■ **Problem requirements**: Print the data exactly. Omit the pictures.

#### Records

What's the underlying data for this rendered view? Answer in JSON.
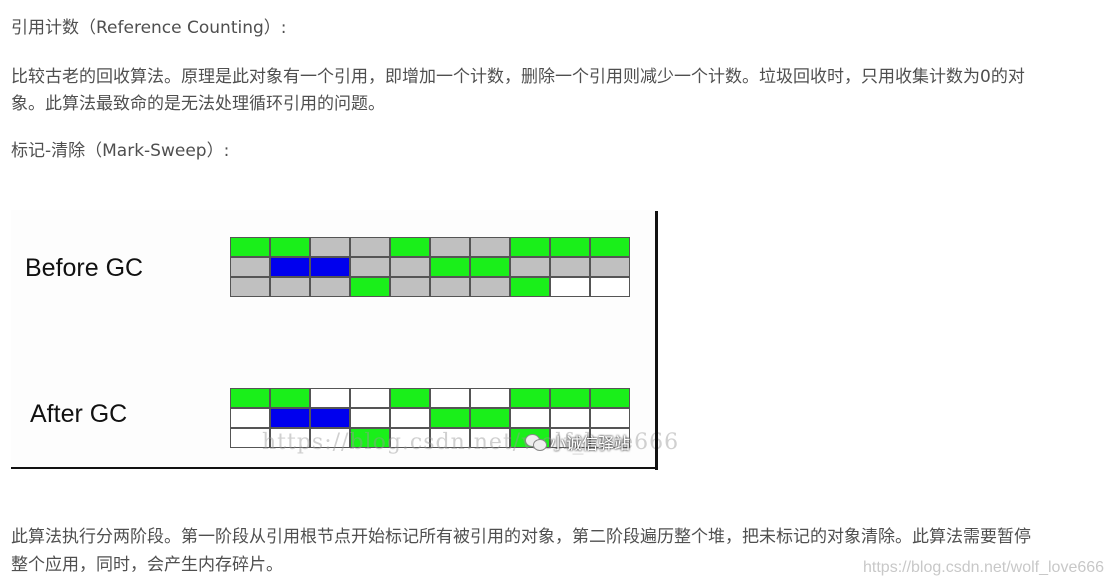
{
  "article": {
    "heading_ref_counting": "引用计数（Reference Counting）:",
    "ref_counting_line1": "比较古老的回收算法。原理是此对象有一个引用，即增加一个计数，删除一个引用则减少一个计数。垃圾回收时，只用收集计数为0的对",
    "ref_counting_line2": "象。此算法最致命的是无法处理循环引用的问题。",
    "heading_mark_sweep": "标记-清除（Mark-Sweep）:",
    "mark_sweep_line1": "此算法执行分两阶段。第一阶段从引用根节点开始标记所有被引用的对象，第二阶段遍历整个堆，把未标记的对象清除。此算法需要暂停",
    "mark_sweep_line2": "整个应用，同时，会产生内存碎片。"
  },
  "figure": {
    "before_label": "Before GC",
    "after_label": "After GC",
    "legend_colors": {
      "live": "#1aef1a",
      "root": "#0000ee",
      "garbage": "#c0c0c0",
      "free": "#ffffff"
    },
    "before_grid": [
      [
        "live",
        "live",
        "garbage",
        "garbage",
        "live",
        "garbage",
        "garbage",
        "live",
        "live",
        "live"
      ],
      [
        "garbage",
        "root",
        "root",
        "garbage",
        "garbage",
        "live",
        "live",
        "garbage",
        "garbage",
        "garbage"
      ],
      [
        "garbage",
        "garbage",
        "garbage",
        "live",
        "garbage",
        "garbage",
        "garbage",
        "live",
        "free",
        "free"
      ]
    ],
    "after_grid": [
      [
        "live",
        "live",
        "free",
        "free",
        "live",
        "free",
        "free",
        "live",
        "live",
        "live"
      ],
      [
        "free",
        "root",
        "root",
        "free",
        "free",
        "live",
        "live",
        "free",
        "free",
        "free"
      ],
      [
        "free",
        "free",
        "free",
        "live",
        "free",
        "free",
        "free",
        "live",
        "free",
        "free"
      ]
    ],
    "image_watermark_url": "https://blog.csdn.net/wolf_love666",
    "image_watermark_wechat": "小诚信驿站"
  },
  "footer_watermark": "https://blog.csdn.net/wolf_love666"
}
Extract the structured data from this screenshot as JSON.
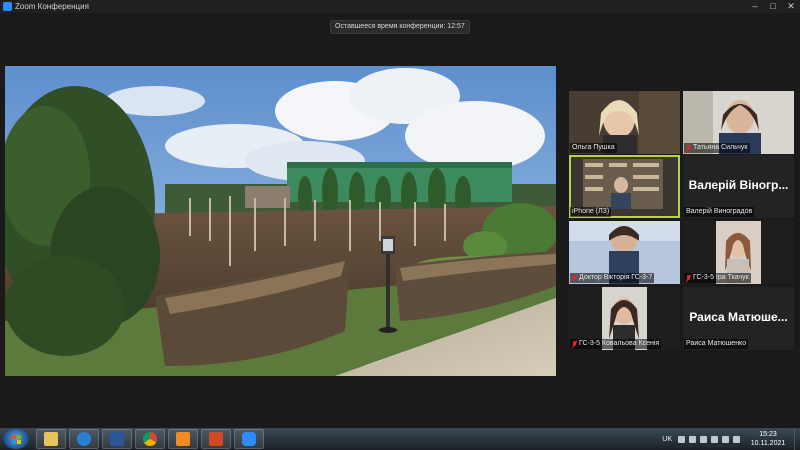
{
  "window": {
    "title": "Zoom Конференция",
    "controls": [
      "–",
      "□",
      "✕"
    ]
  },
  "timer": {
    "text": "Оставшееся время конференции: 12:57"
  },
  "shared_content": {
    "description": "vineyard"
  },
  "participants": [
    {
      "name": "Ольга Пушка",
      "video": true,
      "muted": false
    },
    {
      "name": "Татьяна Сильчук",
      "video": true,
      "muted": true
    },
    {
      "name": "iPhone (ЛЗ)",
      "video": true,
      "muted": false,
      "active_speaker": true
    },
    {
      "name": "Валерій Виноградов",
      "display_name": "Валерій Віногр...",
      "video": false,
      "muted": false
    },
    {
      "name": "Доктор Вікторія ГС-3-7",
      "video": true,
      "muted": true
    },
    {
      "name": "ГС-3-5 Іра Ткачук",
      "video": true,
      "muted": true
    },
    {
      "name": "ГС-3-5 Ковальова Ксенія",
      "video": true,
      "muted": true
    },
    {
      "name": "Раиса Матюшенко",
      "display_name": "Раиса Матюше...",
      "video": false,
      "muted": false
    }
  ],
  "taskbar": {
    "apps": [
      "explorer",
      "internet-explorer",
      "word",
      "chrome",
      "media-player",
      "powerpoint",
      "zoom"
    ],
    "language": "UK",
    "time": "15:23",
    "date": "10.11.2021"
  }
}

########

■ **Answer to this task**:
What's the underlying data for this rendered view? Answer in JSON.
{
  "article": {
    "heading_ref_counting": "引用计数（Reference Counting）:",
    "ref_counting_line1": "比较古老的回收算法。原理是此对象有一个引用，即增加一个计数，删除一个引用则减少一个计数。垃圾回收时，只用收集计数为0的对",
    "ref_counting_line2": "象。此算法最致命的是无法处理循环引用的问题。",
    "heading_mark_sweep": "标记-清除（Mark-Sweep）:",
    "mark_sweep_line1": "此算法执行分两阶段。第一阶段从引用根节点开始标记所有被引用的对象，第二阶段遍历整个堆，把未标记的对象清除。此算法需要暂停",
    "mark_sweep_line2": "整个应用，同时，会产生内存碎片。"
  },
  "figure": {
    "before_label": "Before GC",
    "after_label": "After GC",
    "legend_colors": {
      "live": "#1aef1a",
      "root": "#0000ee",
      "garbage": "#c0c0c0",
      "free": "#ffffff"
    },
    "before_grid": [
      [
        "live",
        "live",
        "garbage",
        "garbage",
        "live",
        "garbage",
        "garbage",
        "live",
        "live",
        "live"
      ],
      [
        "garbage",
        "root",
        "root",
        "garbage",
        "garbage",
        "live",
        "live",
        "garbage",
        "garbage",
        "garbage"
      ],
      [
        "garbage",
        "garbage",
        "garbage",
        "live",
        "garbage",
        "garbage",
        "garbage",
        "live",
        "free",
        "free"
      ]
    ],
    "after_grid": [
      [
        "live",
        "live",
        "free",
        "free",
        "live",
        "free",
        "free",
        "live",
        "live",
        "live"
      ],
      [
        "free",
        "root",
        "root",
        "free",
        "free",
        "live",
        "live",
        "free",
        "free",
        "free"
      ],
      [
        "free",
        "free",
        "free",
        "live",
        "free",
        "free",
        "free",
        "live",
        "free",
        "free"
      ]
    ],
    "image_watermark_url": "https://blog.csdn.net/wolf_love666",
    "image_watermark_wechat": "小诚信驿站"
  },
  "footer_watermark": "https://blog.csdn.net/wolf_love666"
}
Extract the structured data from this screenshot as JSON.
{
  "window": {
    "title": "Zoom Конференция",
    "controls": [
      "–",
      "□",
      "✕"
    ]
  },
  "timer": {
    "text": "Оставшееся время конференции: 12:57"
  },
  "shared_content": {
    "description": "vineyard"
  },
  "participants": [
    {
      "name": "Ольга Пушка",
      "video": true,
      "muted": false
    },
    {
      "name": "Татьяна Сильчук",
      "video": true,
      "muted": true
    },
    {
      "name": "iPhone (ЛЗ)",
      "video": true,
      "muted": false,
      "active_speaker": true
    },
    {
      "name": "Валерій Виноградов",
      "display_name": "Валерій Віногр...",
      "video": false,
      "muted": false
    },
    {
      "name": "Доктор Вікторія ГС-3-7",
      "video": true,
      "muted": true
    },
    {
      "name": "ГС-3-5 Іра Ткачук",
      "video": true,
      "muted": true
    },
    {
      "name": "ГС-3-5 Ковальова Ксенія",
      "video": true,
      "muted": true
    },
    {
      "name": "Раиса Матюшенко",
      "display_name": "Раиса Матюше...",
      "video": false,
      "muted": false
    }
  ],
  "taskbar": {
    "apps": [
      "explorer",
      "internet-explorer",
      "word",
      "chrome",
      "media-player",
      "powerpoint",
      "zoom"
    ],
    "language": "UK",
    "time": "15:23",
    "date": "10.11.2021"
  }
}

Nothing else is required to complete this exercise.